The nurse practitioner and physician assistant play important roles in managing medication-related health and safety issues for patients. Advanced-practice personnel are in an ideal position to collect health information from patients, including a medication history. They can also coordinate care with other providers and review current treatment plans, including drugs prescribed by specialists, with appropriate patient consent.

Nurse practitioners and physician assistants may be the most consistently present practitioners for a patient and family amid a variety of specialists. These clinicians can serve as a point of contact in collecting, organizing, and summarizing a patient’s medication data. This information could prove vital to a health-care team and help deter adverse medication events. Resources such as the Beers Criteria are available to help providers determine appropriate medications for the elderly.

A comprehensive medication history is also beneficial when assessing and diagnosing patients, particularly if providers have access to the most current health record. n

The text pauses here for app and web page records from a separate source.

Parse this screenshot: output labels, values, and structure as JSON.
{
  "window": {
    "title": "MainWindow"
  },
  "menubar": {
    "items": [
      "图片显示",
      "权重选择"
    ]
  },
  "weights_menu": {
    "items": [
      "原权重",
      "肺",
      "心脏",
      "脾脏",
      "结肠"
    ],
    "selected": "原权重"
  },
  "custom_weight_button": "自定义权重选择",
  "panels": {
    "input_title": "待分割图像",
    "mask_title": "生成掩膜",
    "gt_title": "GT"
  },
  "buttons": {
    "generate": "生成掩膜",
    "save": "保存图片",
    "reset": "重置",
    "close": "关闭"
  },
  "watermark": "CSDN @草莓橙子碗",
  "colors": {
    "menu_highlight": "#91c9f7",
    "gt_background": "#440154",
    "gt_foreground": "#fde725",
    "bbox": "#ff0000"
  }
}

Mary Beth Zeni, ScD, RN, is a senior nurse researcher at a major medical center in Cleveland.